Everyone wants to live life by their own terms. Why wouldn’t NFL players? It is never easy when told that: “the team is going in a different direction” or “we no longer need your services.” Much like being fired from a job, an immediate reaction sets in and it isn’t always one of higher ground.
Recent roster cuts by the New York Football Giants have elicited mostly gracious statements from those athletes who are no longer on said roster. Moving forward as a “former” can take its toll on the pride of these guys. Anger is the first emotional response and revenge is something that is obviously most sought-after. The fact that football on a professional level is a business…well, that just is the last thing a bruised ego wants to hear.

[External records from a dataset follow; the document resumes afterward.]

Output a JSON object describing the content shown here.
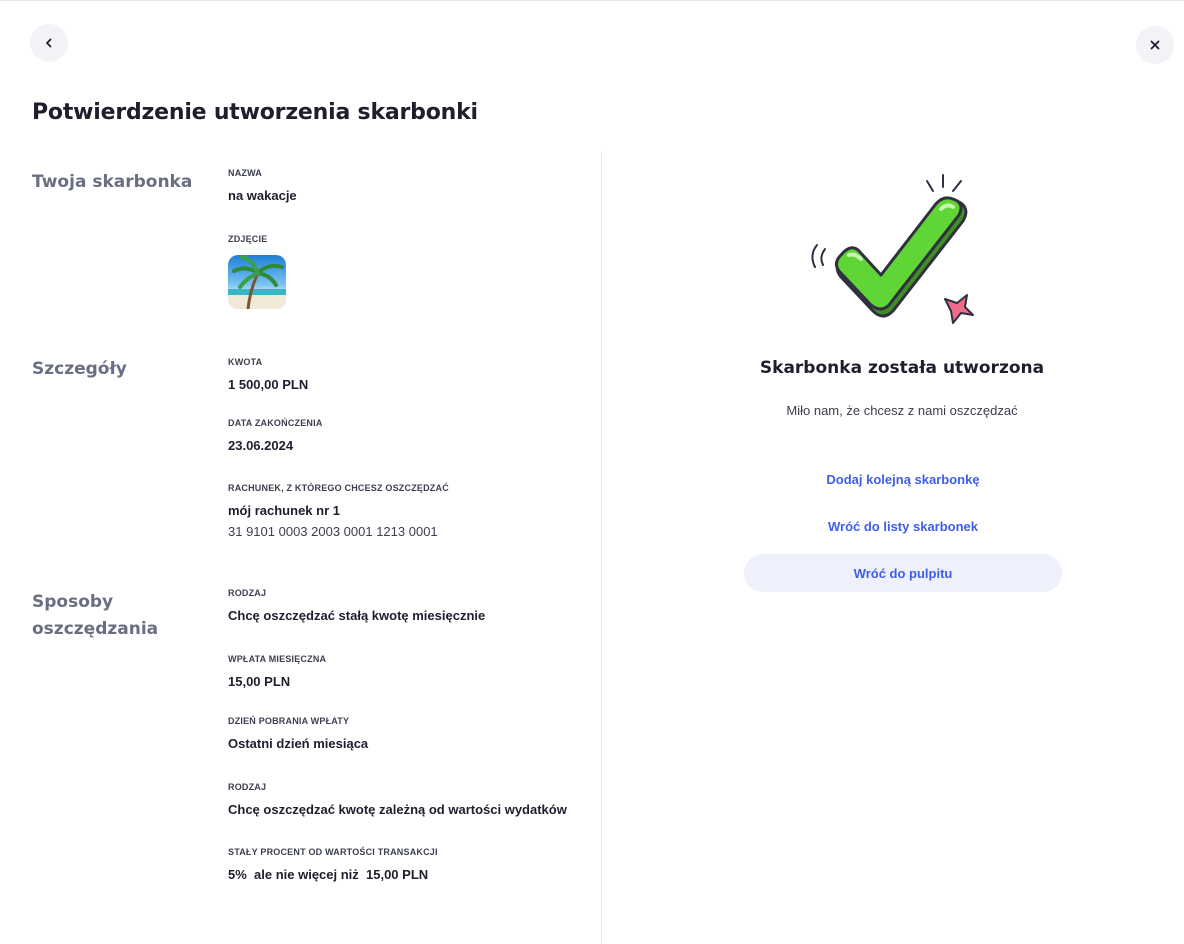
{
  "header": {
    "back_icon": "chevron-left-icon",
    "close_icon": "close-icon",
    "title": "Potwierdzenie utworzenia skarbonki"
  },
  "sections": {
    "piggy": {
      "heading": "Twoja skarbonka",
      "name_label": "NAZWA",
      "name_value": "na wakacje",
      "photo_label": "ZDJĘCIE"
    },
    "details": {
      "heading": "Szczegóły",
      "amount_label": "KWOTA",
      "amount_value": "1 500,00 PLN",
      "end_date_label": "DATA ZAKOŃCZENIA",
      "end_date_value": "23.06.2024",
      "account_label": "RACHUNEK, Z KTÓREGO CHCESZ OSZCZĘDZAĆ",
      "account_name": "mój rachunek nr 1",
      "account_number": "31 9101 0003 2003 0001 1213 0001"
    },
    "methods": {
      "heading_line1": "Sposoby",
      "heading_line2": "oszczędzania",
      "type1_label": "RODZAJ",
      "type1_value": "Chcę oszczędzać stałą kwotę miesięcznie",
      "monthly_label": "WPŁATA MIESIĘCZNA",
      "monthly_value": "15,00 PLN",
      "day_label": "DZIEŃ POBRANIA WPŁATY",
      "day_value": "Ostatni dzień miesiąca",
      "type2_label": "RODZAJ",
      "type2_value": "Chcę oszczędzać kwotę zależną od wartości wydatków",
      "percent_label": "STAŁY PROCENT OD WARTOŚCI TRANSAKCJI",
      "percent_value": "5%  ale nie więcej niż  15,00 PLN"
    }
  },
  "success": {
    "icon": "checkmark-illustration-icon",
    "title": "Skarbonka została utworzona",
    "subtitle": "Miło nam, że chcesz z nami oszczędzać",
    "add_another": "Dodaj kolejną skarbonkę",
    "back_to_list": "Wróć do listy skarbonek",
    "back_to_dashboard": "Wróć do pulpitu"
  },
  "colors": {
    "accent": "#3f5ee6",
    "check_green": "#5fd636",
    "button_bg": "#eef1fb"
  }
}
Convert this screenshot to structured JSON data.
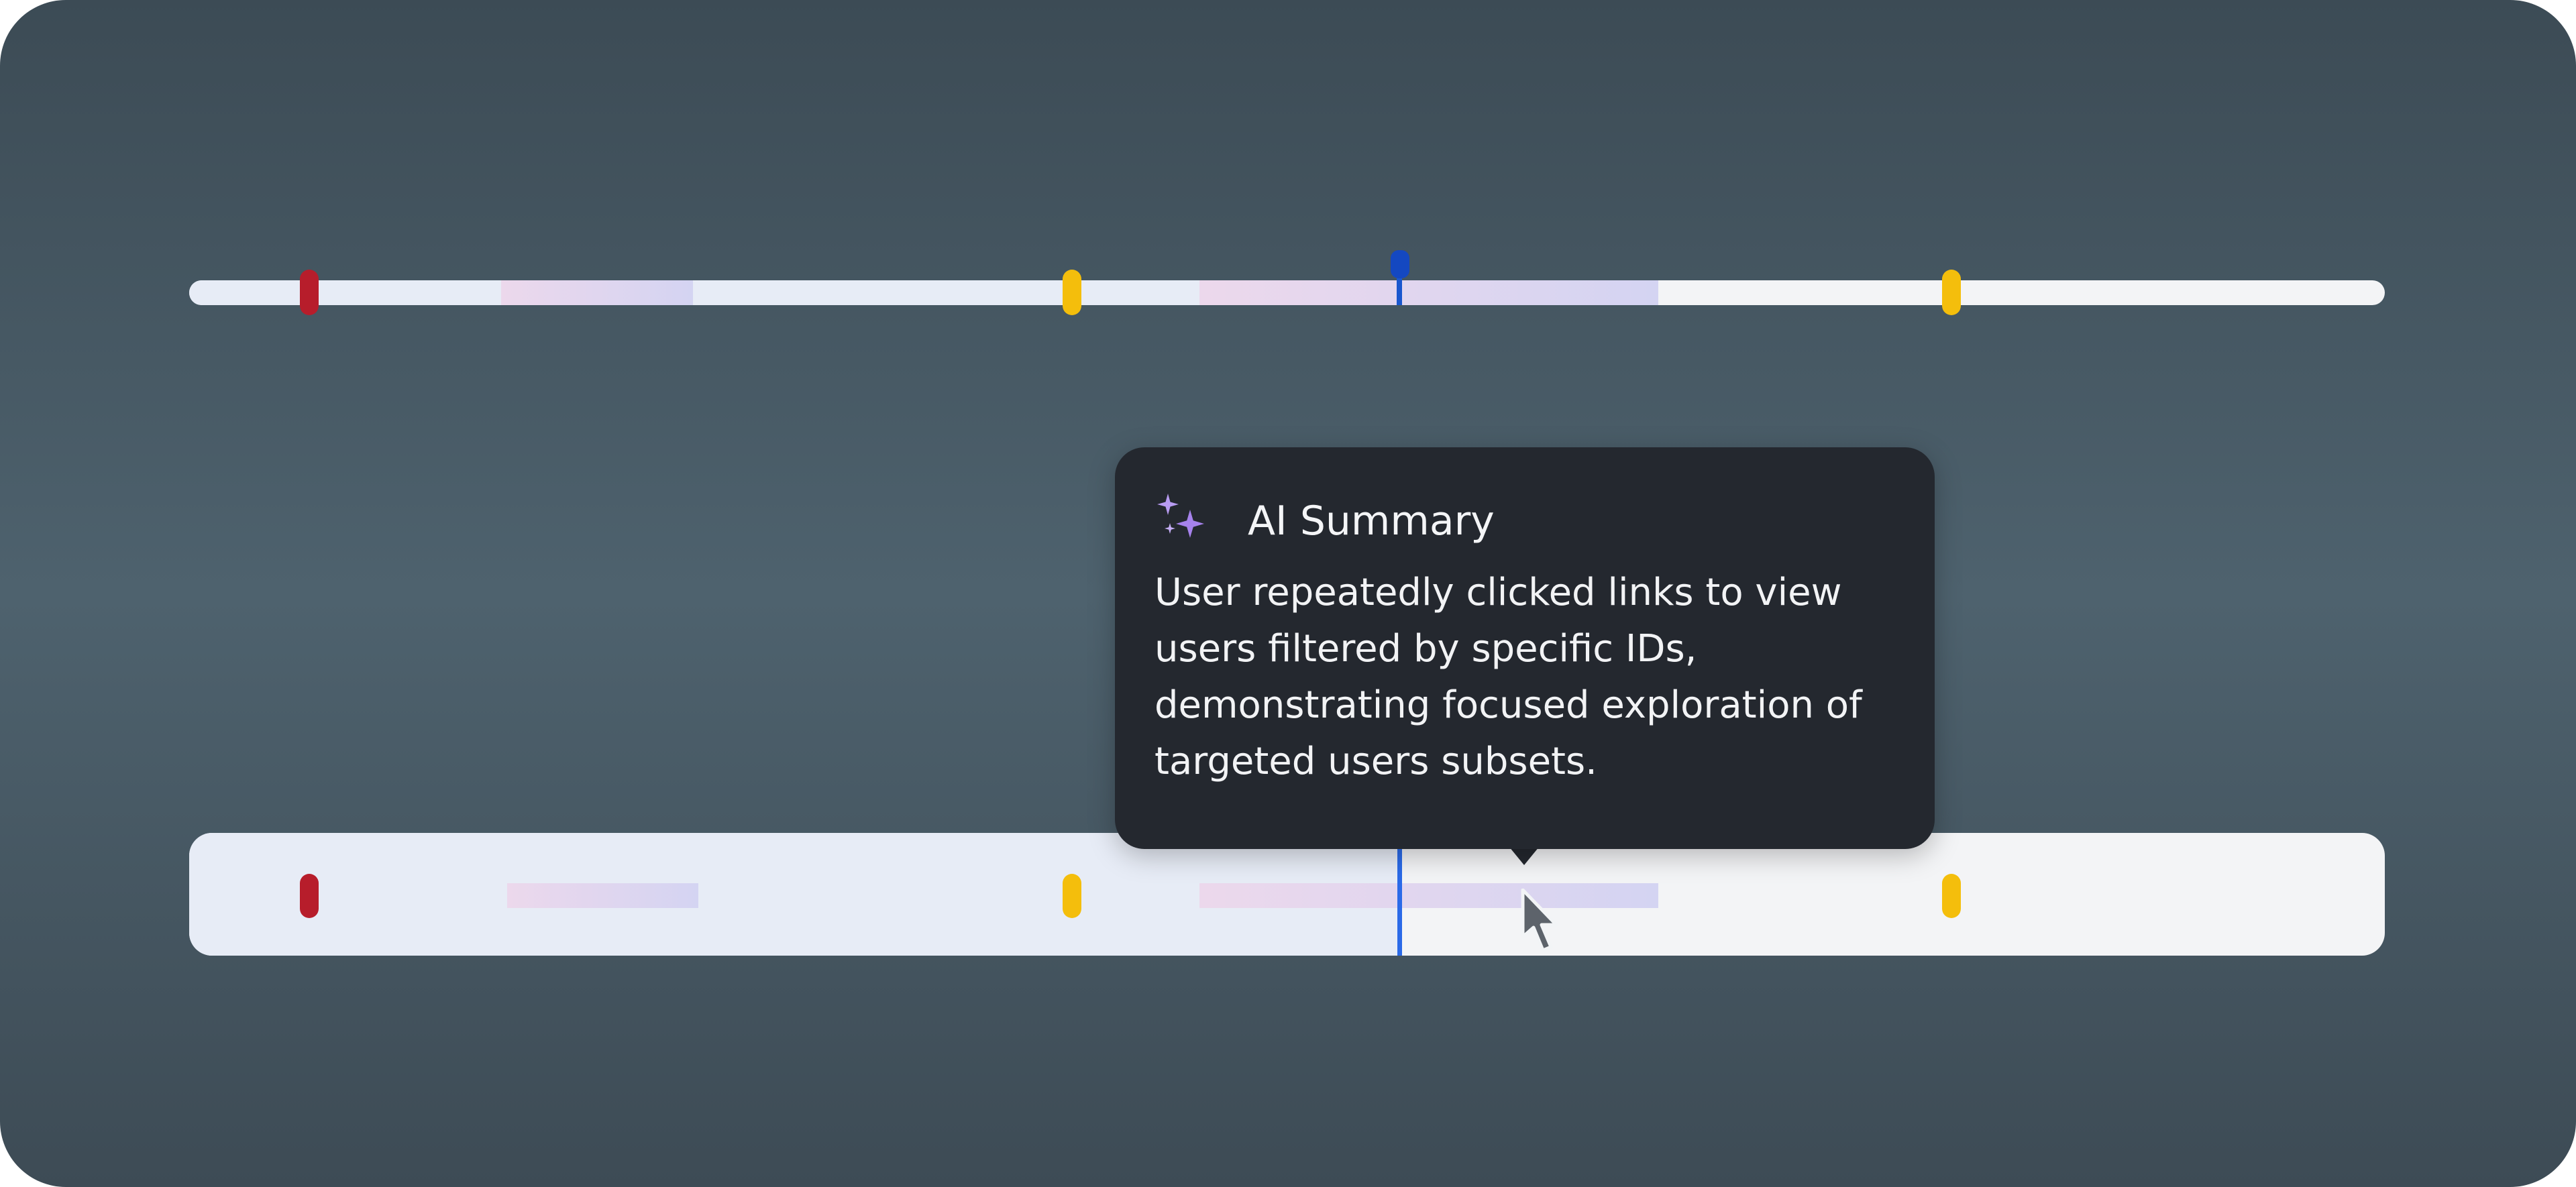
{
  "tooltip": {
    "icon": "sparkles-icon",
    "title": "AI Summary",
    "body": "User repeatedly clicked links to view users filtered by specific IDs, demonstrating focused exploration of targeted users subsets."
  },
  "timeline": {
    "marker_colors": {
      "error": "#b71d2b",
      "warning": "#f4be0c",
      "playhead": "#1a57ce"
    },
    "segment_gradient": [
      "#ecd8ec",
      "#d4d4f2"
    ],
    "played_color": "#e7ecf6",
    "unplayed_color": "#f3f4f6"
  },
  "cursor": {
    "icon": "pointer-cursor-icon"
  }
}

Back when Bill Parcells told tight end Mark Bavaro that his knee wasn’t going to hold up much longer, to when Dan Reeves cut Super Bowl XXI MVP quarterback Phil Simms in favor of Dave Brown, to Jim Fassel sending defensive backfield favorite cornerback Jason Sehorn packing, there has been and always will be a bit more to the stories.
Offensive lineman Luke Petitgout was another starter that fell to injury, and eventually the Giants’ roster cut monster in February 2007. A month later, he signed with the Tampa Bay Buccaneers, but finished his only season there on injured reserve after he tore his ACL in week four. Tampa Bay subsequently released him in August of 2008.
“It’s a machine," Petitgout told The Post. “Players think they have the power and the leverage. It’s the team. It never stops. It spits people out left and right."
#77 clearly had some animosity about the “corporate” aspect of football and how Reese was conducting blue business. Of course, shock was the immediate feeling, followed by some resentment.
“He’s basically getting rid of the guys before they expire, so to speak," Petitgout said. “They’re always looking for younger, cheaper – just like getting new tires on your car."
Luke Petitgout was a first-round draft pick out of Notre Dame in 1999 and not only played, but started for them (all over the offensive line) until 2006, when he was released. If you all remember, #77 broke his leg late in the ‘06 season, but chose not to have surgery at that time on his chronically-hurt back. With another two years on his contract, he was cut and the Giants saved on his $5 million-a-year contract. Petitgout claims he’s over the ill will.
“The Giants are a family. It’s something tough to accept, like when a girlfriend dumps you. They know when your time is up. Some guys may buck the trend and have a good couple years after that but if you’ve been there a long time, they know your medical history, they know your aches and pains, they usually make the right decision," he said.
As time passes, with it comes a period to reflect on what has transpired. Eventually, clarity comes though as the cloudy ego has diminished. The New York Giants aren’t a team that does their players dirty; the organization does what is necessary to attain the goal of Lombardi trophy.
“I basically had a time bomb in my back and when I went to Tampa it went off. The Giants knew what they were doing. I was mad at the time, I harbored some ill will for a while," Petitgout said. “Time has healed everything. My time with the Giants, I wouldn’t trade it for the world. I wasn’t exactly Mary Poppins on my way out. I think that’s just because I love the Giants. That’s really what the bottom line is. It hurts a player to the soul. It’s like back to the playground days of the last guy to get picked, that kind of deal."
Once a Giant, Always a Giant. Wellington Mara’s words seem to strike deep chords in players that spend a good number of their career in blue.
Also…Bill Parcells, Dan Reeves, Football, Jerry Reese, Luke Petitgout, Mark Bavaro, New York, New York Giants, NFL, Phil Simms, Wellington Mara